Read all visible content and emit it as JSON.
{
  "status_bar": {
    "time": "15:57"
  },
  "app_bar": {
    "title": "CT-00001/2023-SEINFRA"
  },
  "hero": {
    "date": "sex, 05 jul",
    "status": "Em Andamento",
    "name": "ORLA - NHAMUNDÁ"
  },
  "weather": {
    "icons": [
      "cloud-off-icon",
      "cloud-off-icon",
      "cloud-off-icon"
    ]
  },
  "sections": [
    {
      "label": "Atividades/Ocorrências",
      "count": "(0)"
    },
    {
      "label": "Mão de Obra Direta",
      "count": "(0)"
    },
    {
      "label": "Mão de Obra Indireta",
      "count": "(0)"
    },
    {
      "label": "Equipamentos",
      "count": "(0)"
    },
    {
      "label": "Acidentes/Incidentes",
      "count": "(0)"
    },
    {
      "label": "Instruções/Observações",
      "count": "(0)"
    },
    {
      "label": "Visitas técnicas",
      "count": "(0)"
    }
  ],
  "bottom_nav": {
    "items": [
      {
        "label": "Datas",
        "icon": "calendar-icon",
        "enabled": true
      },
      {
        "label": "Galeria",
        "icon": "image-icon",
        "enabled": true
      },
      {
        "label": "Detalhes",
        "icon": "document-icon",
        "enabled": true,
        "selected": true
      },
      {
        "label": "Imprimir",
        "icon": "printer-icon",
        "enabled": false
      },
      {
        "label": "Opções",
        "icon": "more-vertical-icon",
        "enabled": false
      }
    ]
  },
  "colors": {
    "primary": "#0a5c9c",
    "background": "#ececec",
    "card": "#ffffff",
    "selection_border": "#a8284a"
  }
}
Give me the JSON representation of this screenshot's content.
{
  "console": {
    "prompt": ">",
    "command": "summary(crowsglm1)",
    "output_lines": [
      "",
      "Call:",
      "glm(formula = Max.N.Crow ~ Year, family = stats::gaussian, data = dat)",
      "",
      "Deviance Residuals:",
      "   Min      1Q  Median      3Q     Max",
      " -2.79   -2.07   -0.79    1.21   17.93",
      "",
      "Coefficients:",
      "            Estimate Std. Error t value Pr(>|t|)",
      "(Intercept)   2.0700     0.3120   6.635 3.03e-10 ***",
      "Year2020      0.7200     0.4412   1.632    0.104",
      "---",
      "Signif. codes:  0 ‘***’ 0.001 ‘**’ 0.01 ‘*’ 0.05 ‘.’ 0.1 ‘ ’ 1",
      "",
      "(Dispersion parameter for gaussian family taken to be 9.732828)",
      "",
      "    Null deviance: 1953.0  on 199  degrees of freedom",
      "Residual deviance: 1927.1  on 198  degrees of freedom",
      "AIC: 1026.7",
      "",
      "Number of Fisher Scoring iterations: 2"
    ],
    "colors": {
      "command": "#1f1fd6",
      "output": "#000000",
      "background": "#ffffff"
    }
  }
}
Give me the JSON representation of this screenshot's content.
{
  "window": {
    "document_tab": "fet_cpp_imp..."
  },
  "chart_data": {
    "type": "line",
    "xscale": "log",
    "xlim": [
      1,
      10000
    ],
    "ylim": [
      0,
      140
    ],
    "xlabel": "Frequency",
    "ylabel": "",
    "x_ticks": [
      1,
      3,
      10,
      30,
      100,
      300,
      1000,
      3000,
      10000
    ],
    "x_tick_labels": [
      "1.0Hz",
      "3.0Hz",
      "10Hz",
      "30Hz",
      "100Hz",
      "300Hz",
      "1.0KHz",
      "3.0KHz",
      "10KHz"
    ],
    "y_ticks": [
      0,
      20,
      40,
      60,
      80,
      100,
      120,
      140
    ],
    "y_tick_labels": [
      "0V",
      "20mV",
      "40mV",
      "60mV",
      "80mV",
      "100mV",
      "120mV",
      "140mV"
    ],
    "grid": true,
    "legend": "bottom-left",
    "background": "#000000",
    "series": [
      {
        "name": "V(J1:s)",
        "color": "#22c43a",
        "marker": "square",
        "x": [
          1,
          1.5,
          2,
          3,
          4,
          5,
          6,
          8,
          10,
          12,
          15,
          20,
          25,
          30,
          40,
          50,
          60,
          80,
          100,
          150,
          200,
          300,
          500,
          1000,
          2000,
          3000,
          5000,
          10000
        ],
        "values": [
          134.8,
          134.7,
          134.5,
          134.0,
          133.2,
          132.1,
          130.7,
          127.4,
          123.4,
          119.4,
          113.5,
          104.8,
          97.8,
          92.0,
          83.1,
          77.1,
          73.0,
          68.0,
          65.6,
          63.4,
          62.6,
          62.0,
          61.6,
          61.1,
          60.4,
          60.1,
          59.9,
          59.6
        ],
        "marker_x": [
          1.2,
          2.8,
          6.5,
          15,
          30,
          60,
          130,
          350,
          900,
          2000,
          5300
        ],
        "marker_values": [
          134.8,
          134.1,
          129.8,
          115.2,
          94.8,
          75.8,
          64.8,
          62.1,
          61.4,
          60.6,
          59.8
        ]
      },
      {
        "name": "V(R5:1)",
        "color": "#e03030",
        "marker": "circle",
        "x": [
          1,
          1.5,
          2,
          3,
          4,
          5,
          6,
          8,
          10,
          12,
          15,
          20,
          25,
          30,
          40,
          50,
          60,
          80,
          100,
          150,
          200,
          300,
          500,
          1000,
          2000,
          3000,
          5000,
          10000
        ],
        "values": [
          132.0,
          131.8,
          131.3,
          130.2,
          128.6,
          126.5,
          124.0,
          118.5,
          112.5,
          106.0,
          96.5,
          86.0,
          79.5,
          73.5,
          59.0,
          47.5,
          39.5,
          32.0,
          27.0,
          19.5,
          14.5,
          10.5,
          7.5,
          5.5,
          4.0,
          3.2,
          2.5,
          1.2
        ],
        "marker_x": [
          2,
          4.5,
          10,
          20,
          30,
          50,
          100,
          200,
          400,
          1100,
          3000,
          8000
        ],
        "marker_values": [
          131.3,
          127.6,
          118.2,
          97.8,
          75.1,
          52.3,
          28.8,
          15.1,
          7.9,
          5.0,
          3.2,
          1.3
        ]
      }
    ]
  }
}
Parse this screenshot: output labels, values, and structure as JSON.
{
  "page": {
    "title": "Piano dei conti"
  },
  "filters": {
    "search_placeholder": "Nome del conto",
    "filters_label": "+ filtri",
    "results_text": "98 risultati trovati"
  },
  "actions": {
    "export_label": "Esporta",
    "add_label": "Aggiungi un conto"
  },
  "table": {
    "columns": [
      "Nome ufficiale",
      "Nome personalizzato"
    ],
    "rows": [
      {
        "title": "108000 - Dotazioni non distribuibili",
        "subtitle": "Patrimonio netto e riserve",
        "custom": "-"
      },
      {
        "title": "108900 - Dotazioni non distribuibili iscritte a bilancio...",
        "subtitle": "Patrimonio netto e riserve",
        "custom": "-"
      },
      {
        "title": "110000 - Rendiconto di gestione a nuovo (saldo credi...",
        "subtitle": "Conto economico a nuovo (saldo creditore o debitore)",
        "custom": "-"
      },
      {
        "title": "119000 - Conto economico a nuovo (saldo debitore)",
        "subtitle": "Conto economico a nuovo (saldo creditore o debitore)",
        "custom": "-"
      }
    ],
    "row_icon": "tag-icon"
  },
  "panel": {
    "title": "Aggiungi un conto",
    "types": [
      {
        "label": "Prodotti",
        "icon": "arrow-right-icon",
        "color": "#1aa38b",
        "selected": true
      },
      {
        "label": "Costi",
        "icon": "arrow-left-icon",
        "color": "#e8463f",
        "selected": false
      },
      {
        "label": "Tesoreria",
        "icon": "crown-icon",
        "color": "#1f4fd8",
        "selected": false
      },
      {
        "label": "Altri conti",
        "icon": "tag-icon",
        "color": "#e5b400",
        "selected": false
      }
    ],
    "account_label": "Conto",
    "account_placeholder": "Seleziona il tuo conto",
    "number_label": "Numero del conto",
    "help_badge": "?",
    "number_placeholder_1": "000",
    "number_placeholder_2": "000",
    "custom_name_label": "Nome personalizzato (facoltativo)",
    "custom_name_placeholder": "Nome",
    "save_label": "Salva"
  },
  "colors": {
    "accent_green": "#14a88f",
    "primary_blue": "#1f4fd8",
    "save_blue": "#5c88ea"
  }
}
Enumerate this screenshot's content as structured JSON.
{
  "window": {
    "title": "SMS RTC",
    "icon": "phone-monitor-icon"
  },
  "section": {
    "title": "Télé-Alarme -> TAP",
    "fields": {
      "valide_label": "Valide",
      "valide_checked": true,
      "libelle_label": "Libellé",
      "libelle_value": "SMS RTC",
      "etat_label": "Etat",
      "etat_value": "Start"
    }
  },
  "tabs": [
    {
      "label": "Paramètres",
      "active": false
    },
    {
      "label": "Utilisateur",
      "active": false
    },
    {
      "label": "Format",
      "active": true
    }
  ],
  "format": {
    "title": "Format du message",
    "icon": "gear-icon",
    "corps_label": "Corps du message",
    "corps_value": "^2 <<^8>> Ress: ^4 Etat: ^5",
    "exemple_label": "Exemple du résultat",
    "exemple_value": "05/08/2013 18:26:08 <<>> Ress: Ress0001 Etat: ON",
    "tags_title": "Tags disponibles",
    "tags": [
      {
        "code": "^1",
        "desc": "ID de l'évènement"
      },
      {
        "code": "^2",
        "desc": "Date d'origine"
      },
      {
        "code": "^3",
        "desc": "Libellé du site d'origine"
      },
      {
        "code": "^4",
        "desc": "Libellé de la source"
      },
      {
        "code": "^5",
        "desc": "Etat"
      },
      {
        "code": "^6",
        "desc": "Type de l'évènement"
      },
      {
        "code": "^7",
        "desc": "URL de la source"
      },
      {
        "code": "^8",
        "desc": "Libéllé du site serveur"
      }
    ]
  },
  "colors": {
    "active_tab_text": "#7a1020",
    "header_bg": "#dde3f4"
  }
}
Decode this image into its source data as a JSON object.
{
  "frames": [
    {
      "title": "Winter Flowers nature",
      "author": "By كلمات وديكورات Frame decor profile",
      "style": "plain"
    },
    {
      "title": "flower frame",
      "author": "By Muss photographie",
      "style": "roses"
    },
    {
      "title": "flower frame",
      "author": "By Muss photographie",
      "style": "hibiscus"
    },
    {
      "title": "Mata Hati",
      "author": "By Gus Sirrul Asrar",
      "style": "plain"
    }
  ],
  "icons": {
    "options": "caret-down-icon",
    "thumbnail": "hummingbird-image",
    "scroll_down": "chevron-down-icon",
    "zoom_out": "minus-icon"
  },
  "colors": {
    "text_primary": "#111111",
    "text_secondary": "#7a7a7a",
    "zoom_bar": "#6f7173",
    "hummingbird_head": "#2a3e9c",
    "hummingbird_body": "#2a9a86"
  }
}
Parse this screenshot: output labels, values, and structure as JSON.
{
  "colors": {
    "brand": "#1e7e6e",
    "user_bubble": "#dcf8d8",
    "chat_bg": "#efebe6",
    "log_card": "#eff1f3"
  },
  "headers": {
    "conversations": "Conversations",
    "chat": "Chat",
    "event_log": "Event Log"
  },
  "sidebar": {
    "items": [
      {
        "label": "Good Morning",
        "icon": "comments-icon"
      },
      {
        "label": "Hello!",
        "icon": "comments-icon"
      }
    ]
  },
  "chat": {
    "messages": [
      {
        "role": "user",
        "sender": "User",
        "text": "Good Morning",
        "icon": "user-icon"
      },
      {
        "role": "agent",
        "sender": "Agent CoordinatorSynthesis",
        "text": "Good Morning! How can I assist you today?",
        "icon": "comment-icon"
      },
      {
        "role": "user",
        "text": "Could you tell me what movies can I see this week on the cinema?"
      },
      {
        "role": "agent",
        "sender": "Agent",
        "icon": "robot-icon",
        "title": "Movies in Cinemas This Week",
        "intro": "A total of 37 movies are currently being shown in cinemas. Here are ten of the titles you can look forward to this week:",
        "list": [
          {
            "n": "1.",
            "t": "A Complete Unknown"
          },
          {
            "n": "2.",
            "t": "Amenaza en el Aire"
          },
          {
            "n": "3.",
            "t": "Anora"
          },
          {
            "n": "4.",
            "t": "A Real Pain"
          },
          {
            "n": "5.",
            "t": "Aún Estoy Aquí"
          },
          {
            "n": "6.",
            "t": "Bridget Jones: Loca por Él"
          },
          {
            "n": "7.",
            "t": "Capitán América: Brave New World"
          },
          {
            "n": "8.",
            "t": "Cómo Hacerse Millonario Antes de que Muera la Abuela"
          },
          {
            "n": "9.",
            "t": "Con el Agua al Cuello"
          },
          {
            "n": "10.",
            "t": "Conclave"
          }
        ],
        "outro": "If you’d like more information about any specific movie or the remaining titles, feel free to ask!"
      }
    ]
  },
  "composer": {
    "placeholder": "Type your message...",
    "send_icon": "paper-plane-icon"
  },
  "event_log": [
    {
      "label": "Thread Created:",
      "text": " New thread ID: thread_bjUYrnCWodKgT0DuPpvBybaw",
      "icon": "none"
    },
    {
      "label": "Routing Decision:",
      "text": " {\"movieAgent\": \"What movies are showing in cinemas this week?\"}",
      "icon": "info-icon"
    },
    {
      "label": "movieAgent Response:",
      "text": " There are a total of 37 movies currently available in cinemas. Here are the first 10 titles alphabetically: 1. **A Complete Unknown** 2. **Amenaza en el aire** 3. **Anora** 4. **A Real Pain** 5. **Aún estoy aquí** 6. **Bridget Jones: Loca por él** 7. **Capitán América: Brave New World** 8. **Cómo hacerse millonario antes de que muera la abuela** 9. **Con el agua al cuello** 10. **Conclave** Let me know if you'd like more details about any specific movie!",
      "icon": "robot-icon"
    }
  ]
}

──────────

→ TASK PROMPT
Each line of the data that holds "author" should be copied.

→ EXERCISE SOLUTION
      "author": "By كلمات وديكورات Frame decor profile",
      "author": "By Muss photographie",
      "author": "By Muss photographie",
      "author": "By Gus Sirrul Asrar",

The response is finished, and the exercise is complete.